|Posted:||January 20, 2017 03:18 PM|
|From:||Representative Eli Evankovich|
|To:||All House members|
|Subject:||Legislation to Reform Uniform Construction Code Adoption Process|
|In the near future I plan to introduce legislation to amend the Pennsylvania Construction Code Act (Act 45 of 1999) to reform the triennial code review process used by the Uniform Construction Code (UCC) Review and Advisory Council to update the UCC. The legislation contains language from the version of my bill (HB 568 PN 3949) which passed the House on September 28, 2016; the language in this version of HB 568 reflected reasonable compromise with the Senate and I believe reintroduction of this language presents an excellent starting point to achieving, in a timely manner, comprehensive reform to the triennial code review process.
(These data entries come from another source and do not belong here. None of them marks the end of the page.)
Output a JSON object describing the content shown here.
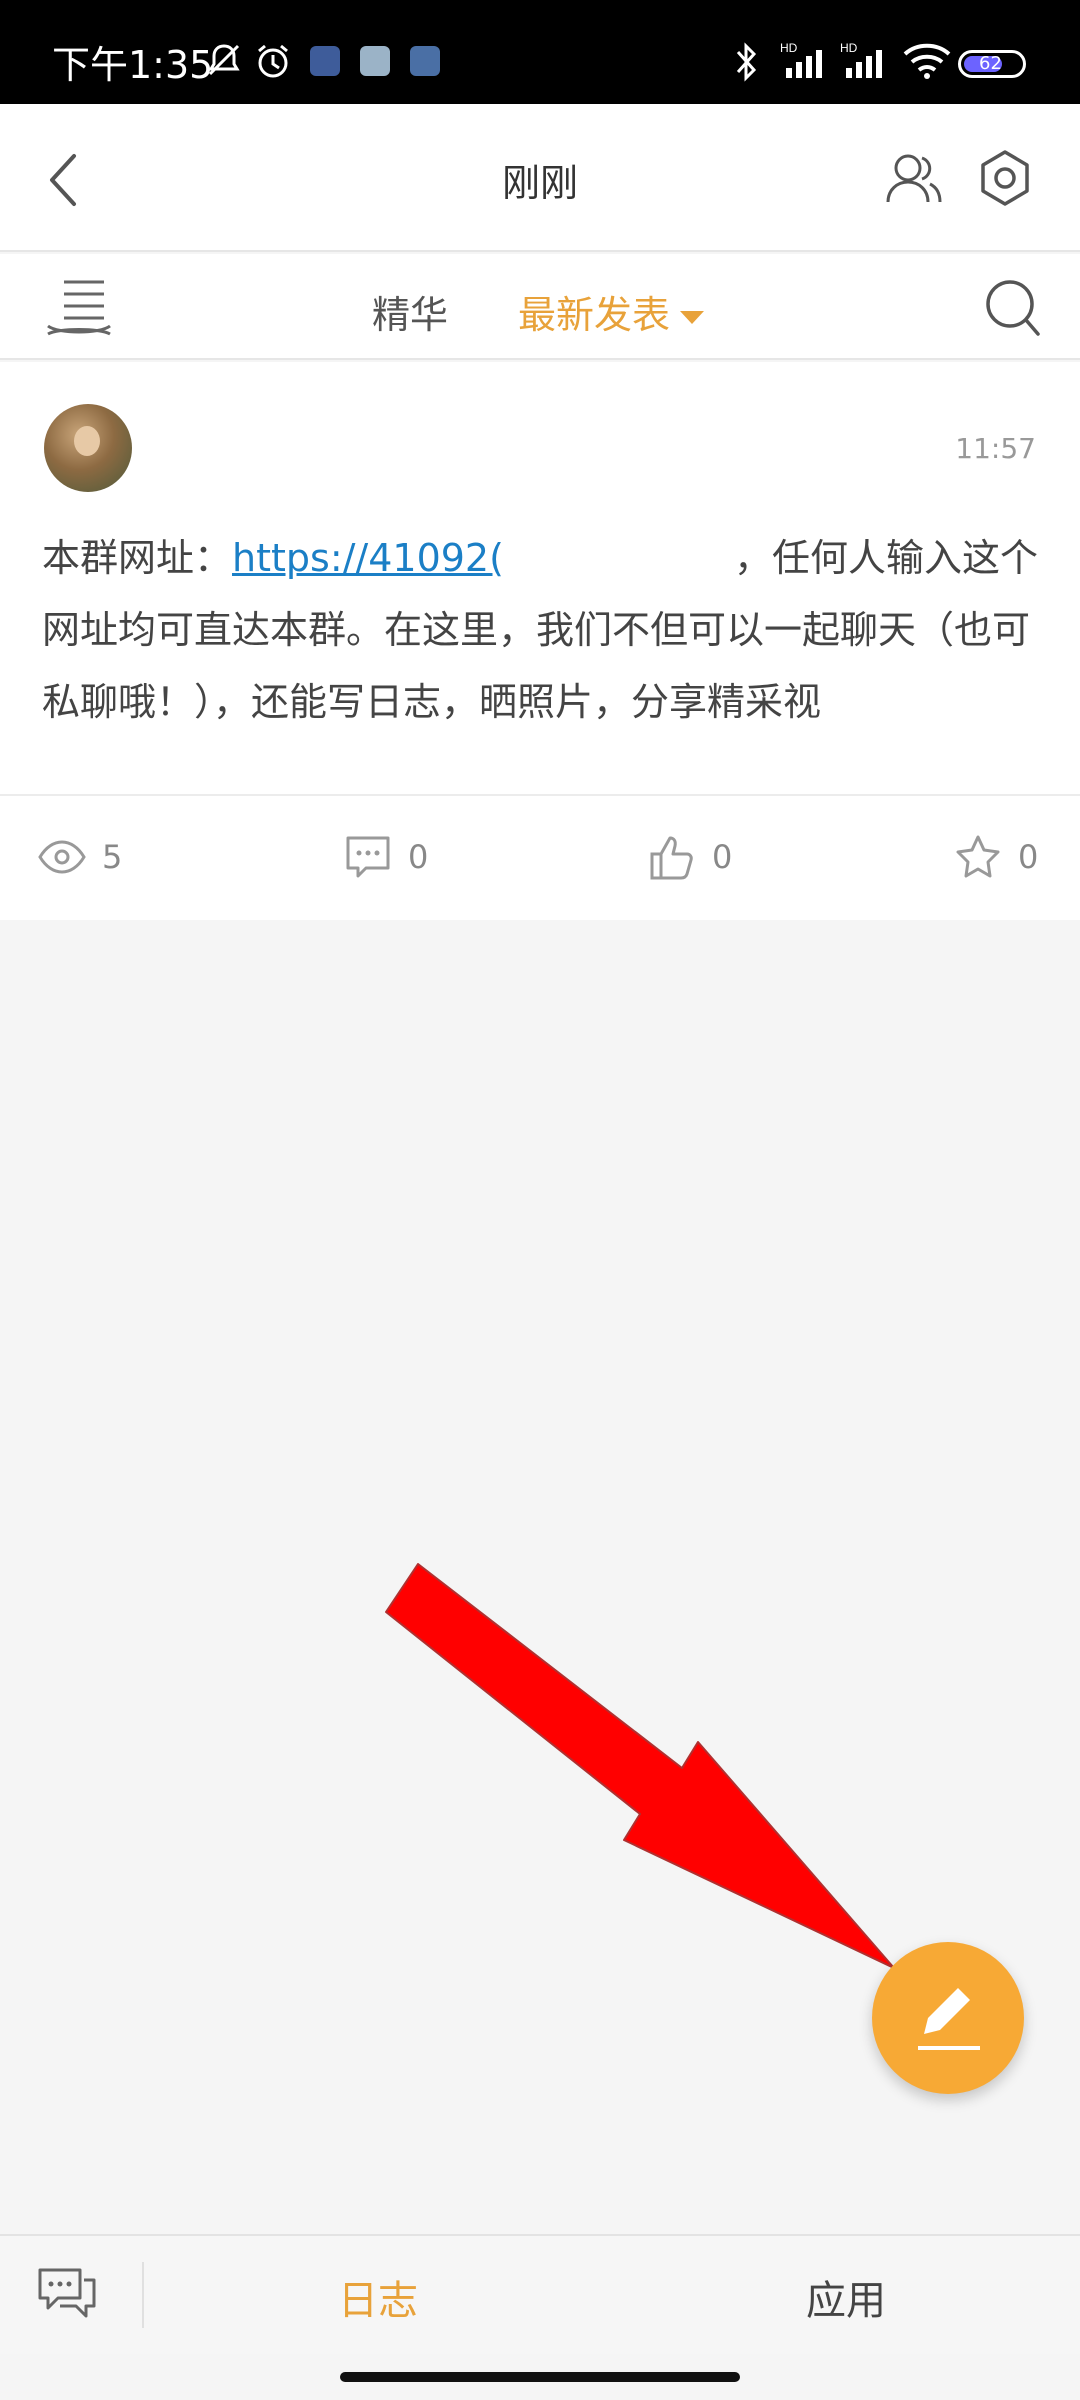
{
  "status_bar": {
    "time": "下午1:35",
    "battery": "62",
    "icons": [
      "mute-icon",
      "alarm-icon",
      "app-icon-1",
      "app-icon-2",
      "app-icon-3",
      "bluetooth-icon",
      "signal-hd-icon",
      "signal-hd-icon-2",
      "wifi-icon",
      "battery-icon"
    ]
  },
  "header": {
    "title": "刚刚"
  },
  "tabs": {
    "featured": "精华",
    "latest": "最新发表"
  },
  "post": {
    "time": "11:57",
    "text_prefix": "本群网址：",
    "link": "https://41092(",
    "text_rest": "，任何人输入这个网址均可直达本群。在这里，我们不但可以一起聊天（也可私聊哦！），还能写日志，晒照片，分享精采视",
    "views": "5",
    "comments": "0",
    "likes": "0",
    "favorites": "0"
  },
  "bottom_nav": {
    "journal": "日志",
    "apps": "应用"
  },
  "colors": {
    "accent": "#e8a23a",
    "fab": "#f7a935",
    "link": "#1b7fc6",
    "annotation_arrow": "#ff0000"
  }
}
It is important to note that for the past several years important stakeholder groups affected by the UCC have recognized the need to correct several problems with the ICC triennial code adoption process. These problems were highlighted in a letter sent to the Leadership of the House and Senate on February 25, 2015 by the UCC Review and Advisory Council stating that several changes to the law were needed by the Council to properly perform it duties with respect to review and adoption of ICC Triennial Code updates. The Council asked for several changes, with the 3 primary changes being to: 1) Increase review period of triennial ICC code updates from 1 year to 2 years; 2) specifically give the Council the ability to consider code revisions From previous ICC code updates; and 3) specifically give the Council the ability to modify code revisions
Because of the problems mentioned above, the Council was chose not to adopt any provisions that were contained in the 2012 triennial code updates (none were adopted), and the Council only adopted 16 code updates from the 2015 triennial codes. Many stakeholders (including commercial and residential builders) have been disappointed with this result, and believe the code review process needs to be reformed.
I have been involved for over three years in negotiations with stakeholders, and the Senate, in the development of a comprehensive code review reform bill. I began these negotiations with my own ideas on what a reform bill should contain; however, as with any issue with many stakeholders, the ultimate product is a result of compromise between all parties. The legislation I am introducing legislation reflects a product that was the result of months of hard work last session and which the majority of stakeholders can ultimately support. The major noteworthy provisions of the bill are the following:
*The bill increases the timeframe (from 12 months to 24 months) that the UCC Review and Advisory Council has to review triennial ICC code updates. This change simply gives the Council more time to adequately do their job.
*The bill requires that the Council begin its review 21 months after publication of the updated triennial codes. This change allows Pennsylvania to observe, for almost two years, the impact of new code provisions on rest of country before such provisions are considered here.
*The bill amends the act to require that a 120 day public comment period be commenced 30 days after the Council begins its review of the triennial code updates. This change ensures that the public has 4 months to provide comment on proposed code changes.
*The bill requires the Council to establish technical advisory committees which would be tasked with reviewing specific portions of triennial code updates. This change ensures the Council receives well-founded technical input from various committees.
*The bill requires that the Council initiate a new review of the updated provisions of the 2015 triennial codes within 30 days of passage of the bill. This change reflects almost universal support for a re-review of 2015 Triennial codes.
*The bill provides an extensive vetting process for consideration of new code changes and ensures that noncontroversial items can be considered in separate voting blocks other than controversial items. This change ensures that the Council does not spend energy examining clearly noncontroversial items that receive no negative comments.
It is important to note that the bill preserves Act 1 of 2011’s core requirement that a 2/3rds vote of Council is needed to adopt triennial code provisions (although this bill permits clearly noncontroversial provisions to be adopted by majority vote). As of this writing, it is known that the PA Builders Association and Associated Builders and Contractors support this legislation, with local government organizations being neutral.
Introduced as HB409